Oolong tea comes balled-up or as large, open leaves. Use 1 teaspoon of the balled-up kind or up to 1 tablespoon of open leaves per 6 ounces of water. Put the leaves straight into the pot or in an infuser. Pour the water over the leaves, cover the pot, and let it steep. If you’ve put the leaves straight into the pot, pour the tea through a strainer.
Temperature: 180-200 degrees Fahrenheit
Steep: 1-5 minutes
Pu-erh tea comes as a compressed piece, like a cake, or in loose-leaf form. If you get the caked version, you’ll first need to break apart the leaves. Use 2 teaspoons to 1.5 tablespoons of leaves per cup of water, depending on the leaf’s density. (If it’s very dense, use less. If lighter, use more.) Heat water to 200-210 degrees and first rinse off the leaves: put them in the pot, pour hot water to cover them, and immediately discard this liquid. Then add more hot water and steep.
Temperature: 200-210 degrees, just as the boil
Steep: 3-4 minutes
The yellow tea variety comes in a compact form (looks like a bird’s beak) and in “bud and two leaves” form. For the beaky kind, use a teaspoon; for bud/leaves, use two heaping tablespoons per 8 ounces of water.
Temperature: 160 to 170 degrees Fahrenheit
Steep: 2 minutes
Metal isn’t good for the properties of herbal tea, so use a ceramic or glass teapot instead. Use 2 tablespoons of fresh herbs (or 1 of dried), for every 8-ounce cup. Strain the leaves before drinking.
Temperature: To boil
Steep: 5-7 minutes
Save this post for later:
Tea brewing your way
A general guideline for tea brewing is to steep for a minute, then take a sip every 30 seconds until it’s just the way you like it.

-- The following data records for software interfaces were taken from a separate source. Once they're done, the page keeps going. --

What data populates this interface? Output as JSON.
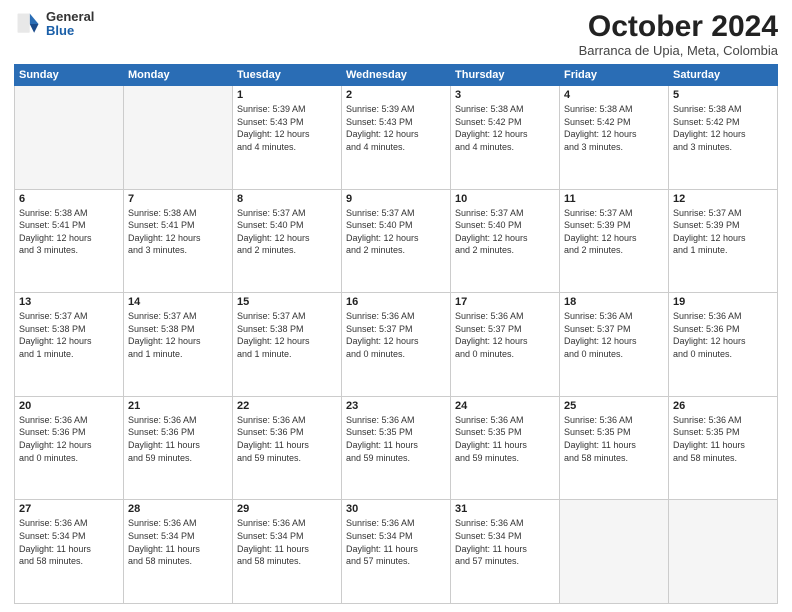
{
  "logo": {
    "general": "General",
    "blue": "Blue"
  },
  "header": {
    "title": "October 2024",
    "subtitle": "Barranca de Upia, Meta, Colombia"
  },
  "days_of_week": [
    "Sunday",
    "Monday",
    "Tuesday",
    "Wednesday",
    "Thursday",
    "Friday",
    "Saturday"
  ],
  "weeks": [
    [
      {
        "day": "",
        "info": ""
      },
      {
        "day": "",
        "info": ""
      },
      {
        "day": "1",
        "info": "Sunrise: 5:39 AM\nSunset: 5:43 PM\nDaylight: 12 hours\nand 4 minutes."
      },
      {
        "day": "2",
        "info": "Sunrise: 5:39 AM\nSunset: 5:43 PM\nDaylight: 12 hours\nand 4 minutes."
      },
      {
        "day": "3",
        "info": "Sunrise: 5:38 AM\nSunset: 5:42 PM\nDaylight: 12 hours\nand 4 minutes."
      },
      {
        "day": "4",
        "info": "Sunrise: 5:38 AM\nSunset: 5:42 PM\nDaylight: 12 hours\nand 3 minutes."
      },
      {
        "day": "5",
        "info": "Sunrise: 5:38 AM\nSunset: 5:42 PM\nDaylight: 12 hours\nand 3 minutes."
      }
    ],
    [
      {
        "day": "6",
        "info": "Sunrise: 5:38 AM\nSunset: 5:41 PM\nDaylight: 12 hours\nand 3 minutes."
      },
      {
        "day": "7",
        "info": "Sunrise: 5:38 AM\nSunset: 5:41 PM\nDaylight: 12 hours\nand 3 minutes."
      },
      {
        "day": "8",
        "info": "Sunrise: 5:37 AM\nSunset: 5:40 PM\nDaylight: 12 hours\nand 2 minutes."
      },
      {
        "day": "9",
        "info": "Sunrise: 5:37 AM\nSunset: 5:40 PM\nDaylight: 12 hours\nand 2 minutes."
      },
      {
        "day": "10",
        "info": "Sunrise: 5:37 AM\nSunset: 5:40 PM\nDaylight: 12 hours\nand 2 minutes."
      },
      {
        "day": "11",
        "info": "Sunrise: 5:37 AM\nSunset: 5:39 PM\nDaylight: 12 hours\nand 2 minutes."
      },
      {
        "day": "12",
        "info": "Sunrise: 5:37 AM\nSunset: 5:39 PM\nDaylight: 12 hours\nand 1 minute."
      }
    ],
    [
      {
        "day": "13",
        "info": "Sunrise: 5:37 AM\nSunset: 5:38 PM\nDaylight: 12 hours\nand 1 minute."
      },
      {
        "day": "14",
        "info": "Sunrise: 5:37 AM\nSunset: 5:38 PM\nDaylight: 12 hours\nand 1 minute."
      },
      {
        "day": "15",
        "info": "Sunrise: 5:37 AM\nSunset: 5:38 PM\nDaylight: 12 hours\nand 1 minute."
      },
      {
        "day": "16",
        "info": "Sunrise: 5:36 AM\nSunset: 5:37 PM\nDaylight: 12 hours\nand 0 minutes."
      },
      {
        "day": "17",
        "info": "Sunrise: 5:36 AM\nSunset: 5:37 PM\nDaylight: 12 hours\nand 0 minutes."
      },
      {
        "day": "18",
        "info": "Sunrise: 5:36 AM\nSunset: 5:37 PM\nDaylight: 12 hours\nand 0 minutes."
      },
      {
        "day": "19",
        "info": "Sunrise: 5:36 AM\nSunset: 5:36 PM\nDaylight: 12 hours\nand 0 minutes."
      }
    ],
    [
      {
        "day": "20",
        "info": "Sunrise: 5:36 AM\nSunset: 5:36 PM\nDaylight: 12 hours\nand 0 minutes."
      },
      {
        "day": "21",
        "info": "Sunrise: 5:36 AM\nSunset: 5:36 PM\nDaylight: 11 hours\nand 59 minutes."
      },
      {
        "day": "22",
        "info": "Sunrise: 5:36 AM\nSunset: 5:36 PM\nDaylight: 11 hours\nand 59 minutes."
      },
      {
        "day": "23",
        "info": "Sunrise: 5:36 AM\nSunset: 5:35 PM\nDaylight: 11 hours\nand 59 minutes."
      },
      {
        "day": "24",
        "info": "Sunrise: 5:36 AM\nSunset: 5:35 PM\nDaylight: 11 hours\nand 59 minutes."
      },
      {
        "day": "25",
        "info": "Sunrise: 5:36 AM\nSunset: 5:35 PM\nDaylight: 11 hours\nand 58 minutes."
      },
      {
        "day": "26",
        "info": "Sunrise: 5:36 AM\nSunset: 5:35 PM\nDaylight: 11 hours\nand 58 minutes."
      }
    ],
    [
      {
        "day": "27",
        "info": "Sunrise: 5:36 AM\nSunset: 5:34 PM\nDaylight: 11 hours\nand 58 minutes."
      },
      {
        "day": "28",
        "info": "Sunrise: 5:36 AM\nSunset: 5:34 PM\nDaylight: 11 hours\nand 58 minutes."
      },
      {
        "day": "29",
        "info": "Sunrise: 5:36 AM\nSunset: 5:34 PM\nDaylight: 11 hours\nand 58 minutes."
      },
      {
        "day": "30",
        "info": "Sunrise: 5:36 AM\nSunset: 5:34 PM\nDaylight: 11 hours\nand 57 minutes."
      },
      {
        "day": "31",
        "info": "Sunrise: 5:36 AM\nSunset: 5:34 PM\nDaylight: 11 hours\nand 57 minutes."
      },
      {
        "day": "",
        "info": ""
      },
      {
        "day": "",
        "info": ""
      }
    ]
  ]
}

Did you find this article helpful? Let me know by tapping the heart below or leaving a comment. Or, buy something from amazon by using my affiliate links (it doesn’t matter what you buy and it doesn’t cost anything extra.) Thank you!21